### Given information

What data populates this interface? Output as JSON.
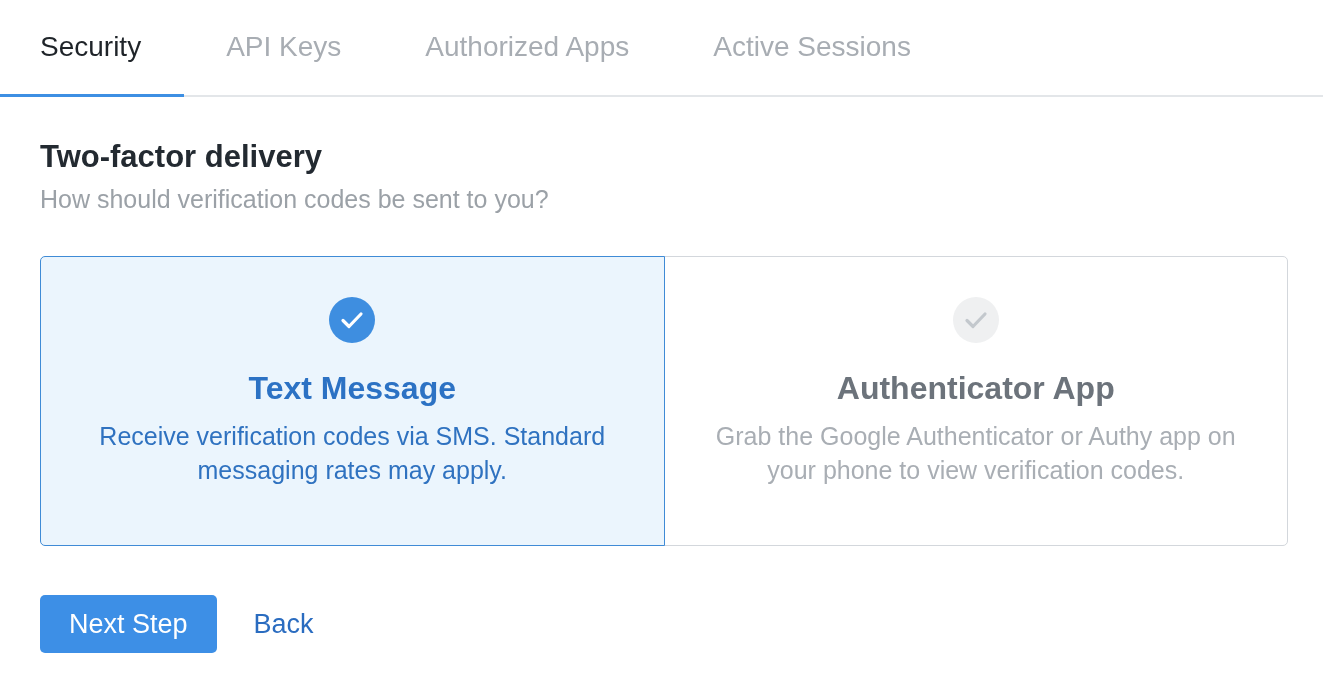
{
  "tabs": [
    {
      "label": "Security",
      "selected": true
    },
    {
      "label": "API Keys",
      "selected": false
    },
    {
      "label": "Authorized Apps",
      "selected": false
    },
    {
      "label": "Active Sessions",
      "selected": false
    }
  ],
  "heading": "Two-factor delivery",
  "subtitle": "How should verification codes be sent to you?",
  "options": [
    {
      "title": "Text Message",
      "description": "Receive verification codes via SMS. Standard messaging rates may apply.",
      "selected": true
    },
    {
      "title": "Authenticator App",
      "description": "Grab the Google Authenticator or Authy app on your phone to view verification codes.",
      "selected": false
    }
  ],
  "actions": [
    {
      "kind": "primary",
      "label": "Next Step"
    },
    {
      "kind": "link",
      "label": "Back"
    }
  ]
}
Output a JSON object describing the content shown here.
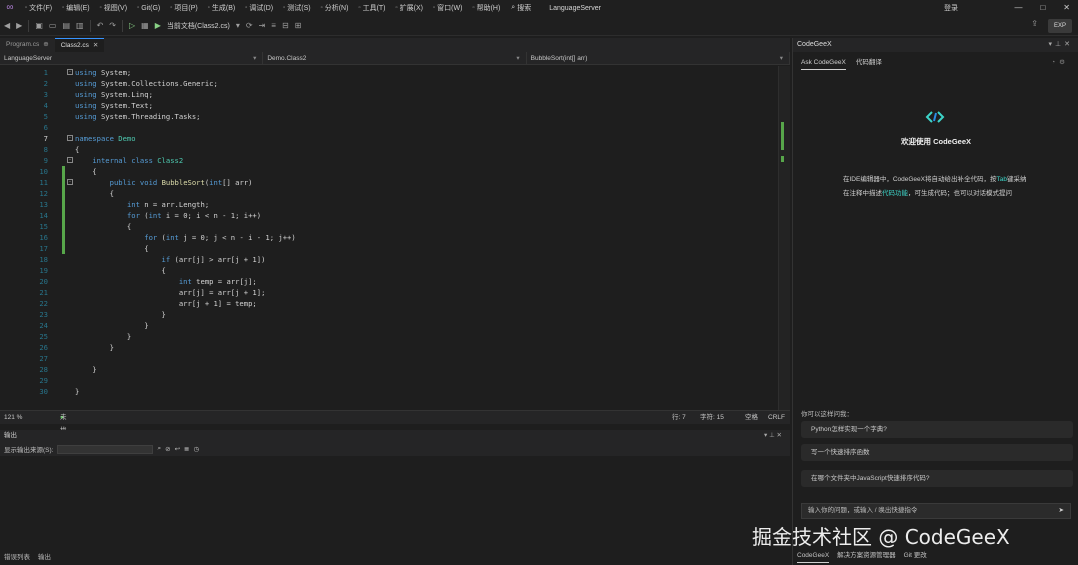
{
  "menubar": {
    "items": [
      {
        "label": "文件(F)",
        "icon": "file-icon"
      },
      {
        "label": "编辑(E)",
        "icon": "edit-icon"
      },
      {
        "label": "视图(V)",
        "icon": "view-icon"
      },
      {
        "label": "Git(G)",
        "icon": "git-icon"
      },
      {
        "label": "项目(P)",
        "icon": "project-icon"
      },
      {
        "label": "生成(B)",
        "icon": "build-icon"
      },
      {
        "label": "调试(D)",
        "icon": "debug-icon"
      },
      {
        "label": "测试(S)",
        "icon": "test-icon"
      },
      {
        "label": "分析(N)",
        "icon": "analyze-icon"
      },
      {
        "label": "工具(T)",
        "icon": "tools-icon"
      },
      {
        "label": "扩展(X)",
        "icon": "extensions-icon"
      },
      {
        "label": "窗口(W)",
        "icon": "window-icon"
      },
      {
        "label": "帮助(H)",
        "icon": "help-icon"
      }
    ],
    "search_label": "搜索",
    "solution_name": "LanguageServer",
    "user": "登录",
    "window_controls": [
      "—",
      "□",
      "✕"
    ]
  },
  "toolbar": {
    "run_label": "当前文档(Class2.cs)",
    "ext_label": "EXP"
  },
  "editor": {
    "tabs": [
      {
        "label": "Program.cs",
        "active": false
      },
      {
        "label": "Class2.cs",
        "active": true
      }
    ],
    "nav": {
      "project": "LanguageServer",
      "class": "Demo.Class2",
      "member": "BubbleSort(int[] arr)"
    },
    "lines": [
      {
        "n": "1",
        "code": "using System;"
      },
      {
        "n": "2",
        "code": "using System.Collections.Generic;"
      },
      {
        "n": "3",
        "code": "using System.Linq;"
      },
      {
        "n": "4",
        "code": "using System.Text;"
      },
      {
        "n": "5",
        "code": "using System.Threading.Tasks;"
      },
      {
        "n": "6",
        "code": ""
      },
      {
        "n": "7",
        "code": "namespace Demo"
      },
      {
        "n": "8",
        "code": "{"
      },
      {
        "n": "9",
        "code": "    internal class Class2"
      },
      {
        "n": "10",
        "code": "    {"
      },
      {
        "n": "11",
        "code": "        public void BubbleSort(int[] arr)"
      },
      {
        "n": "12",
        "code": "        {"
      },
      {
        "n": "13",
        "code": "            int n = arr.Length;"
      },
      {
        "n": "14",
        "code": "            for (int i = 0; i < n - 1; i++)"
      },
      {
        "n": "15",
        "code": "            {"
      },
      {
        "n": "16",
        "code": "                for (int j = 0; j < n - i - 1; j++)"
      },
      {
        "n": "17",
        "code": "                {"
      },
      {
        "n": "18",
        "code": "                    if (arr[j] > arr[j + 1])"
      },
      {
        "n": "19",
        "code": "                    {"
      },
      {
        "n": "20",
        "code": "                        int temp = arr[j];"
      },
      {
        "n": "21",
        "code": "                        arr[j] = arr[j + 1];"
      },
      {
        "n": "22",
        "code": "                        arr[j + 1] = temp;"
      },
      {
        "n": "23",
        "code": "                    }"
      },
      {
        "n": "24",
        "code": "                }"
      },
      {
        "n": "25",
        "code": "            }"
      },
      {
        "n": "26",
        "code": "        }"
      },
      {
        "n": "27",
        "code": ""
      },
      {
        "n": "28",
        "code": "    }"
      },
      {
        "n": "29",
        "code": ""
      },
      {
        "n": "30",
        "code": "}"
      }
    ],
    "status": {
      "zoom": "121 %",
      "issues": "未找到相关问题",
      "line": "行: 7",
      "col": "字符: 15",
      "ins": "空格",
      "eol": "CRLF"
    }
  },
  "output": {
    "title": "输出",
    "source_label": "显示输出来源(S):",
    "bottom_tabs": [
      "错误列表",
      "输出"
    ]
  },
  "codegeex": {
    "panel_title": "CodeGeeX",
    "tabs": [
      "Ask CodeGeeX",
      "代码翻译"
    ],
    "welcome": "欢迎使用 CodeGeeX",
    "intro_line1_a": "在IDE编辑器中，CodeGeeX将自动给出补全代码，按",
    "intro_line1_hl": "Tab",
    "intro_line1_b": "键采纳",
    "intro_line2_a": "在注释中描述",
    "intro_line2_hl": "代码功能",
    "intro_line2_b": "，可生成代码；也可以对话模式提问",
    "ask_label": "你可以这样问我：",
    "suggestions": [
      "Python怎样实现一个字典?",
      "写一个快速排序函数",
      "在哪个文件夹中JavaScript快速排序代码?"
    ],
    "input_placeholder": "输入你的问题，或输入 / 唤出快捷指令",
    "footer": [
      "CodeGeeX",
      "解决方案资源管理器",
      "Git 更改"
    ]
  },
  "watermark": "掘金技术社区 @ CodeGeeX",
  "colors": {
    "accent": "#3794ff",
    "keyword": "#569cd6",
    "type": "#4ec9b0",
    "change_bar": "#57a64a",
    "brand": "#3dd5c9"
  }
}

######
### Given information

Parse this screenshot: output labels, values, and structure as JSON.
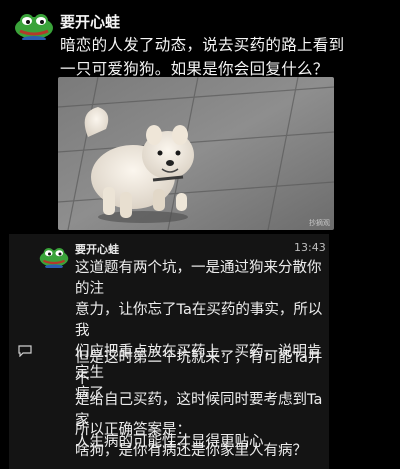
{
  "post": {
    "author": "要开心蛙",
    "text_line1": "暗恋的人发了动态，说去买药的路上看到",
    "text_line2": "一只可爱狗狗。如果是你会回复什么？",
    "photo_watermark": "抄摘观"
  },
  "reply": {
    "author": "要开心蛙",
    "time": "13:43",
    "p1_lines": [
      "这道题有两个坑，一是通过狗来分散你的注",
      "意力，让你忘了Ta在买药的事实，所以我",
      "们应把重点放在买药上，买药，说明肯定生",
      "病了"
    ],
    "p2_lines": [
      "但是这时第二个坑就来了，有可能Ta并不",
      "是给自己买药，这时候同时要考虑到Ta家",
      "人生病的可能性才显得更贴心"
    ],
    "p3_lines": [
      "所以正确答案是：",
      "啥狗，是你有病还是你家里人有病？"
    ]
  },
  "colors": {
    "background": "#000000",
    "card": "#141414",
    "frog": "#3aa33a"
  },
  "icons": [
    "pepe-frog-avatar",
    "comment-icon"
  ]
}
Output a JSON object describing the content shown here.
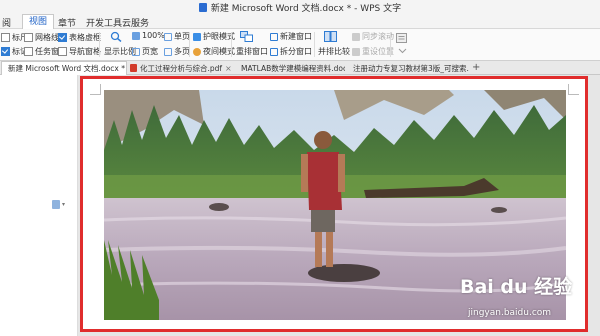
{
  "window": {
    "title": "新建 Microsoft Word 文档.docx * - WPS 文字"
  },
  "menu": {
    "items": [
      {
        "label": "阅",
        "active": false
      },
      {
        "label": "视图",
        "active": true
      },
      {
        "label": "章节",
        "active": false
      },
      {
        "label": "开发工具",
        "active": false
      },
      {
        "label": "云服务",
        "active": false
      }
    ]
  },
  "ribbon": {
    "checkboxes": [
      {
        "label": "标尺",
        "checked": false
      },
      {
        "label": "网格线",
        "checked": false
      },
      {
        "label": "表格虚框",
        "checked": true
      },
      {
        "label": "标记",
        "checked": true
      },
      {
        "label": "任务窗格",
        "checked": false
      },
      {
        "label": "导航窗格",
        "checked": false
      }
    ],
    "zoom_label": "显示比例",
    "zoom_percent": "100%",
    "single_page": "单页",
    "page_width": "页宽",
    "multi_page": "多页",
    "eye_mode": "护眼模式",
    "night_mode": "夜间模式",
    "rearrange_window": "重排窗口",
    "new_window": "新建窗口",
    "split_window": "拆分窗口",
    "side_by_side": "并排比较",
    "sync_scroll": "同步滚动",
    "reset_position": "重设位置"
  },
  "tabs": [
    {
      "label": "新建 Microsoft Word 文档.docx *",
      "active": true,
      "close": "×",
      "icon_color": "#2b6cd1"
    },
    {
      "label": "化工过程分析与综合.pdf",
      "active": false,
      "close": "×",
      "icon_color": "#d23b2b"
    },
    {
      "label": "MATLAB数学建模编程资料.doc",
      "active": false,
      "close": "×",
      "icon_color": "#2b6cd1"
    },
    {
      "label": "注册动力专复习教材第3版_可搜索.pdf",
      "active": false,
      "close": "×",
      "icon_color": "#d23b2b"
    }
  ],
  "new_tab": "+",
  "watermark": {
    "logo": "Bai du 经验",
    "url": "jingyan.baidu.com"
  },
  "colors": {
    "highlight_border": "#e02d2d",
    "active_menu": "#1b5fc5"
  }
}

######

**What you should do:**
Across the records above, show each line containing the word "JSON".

**Answer space:**
What data populates this interface? Output as JSON.
Output a JSON object describing the content shown here.
Parse this screenshot: output labels, values, and structure as JSON.
Output a JSON object describing the content shown here.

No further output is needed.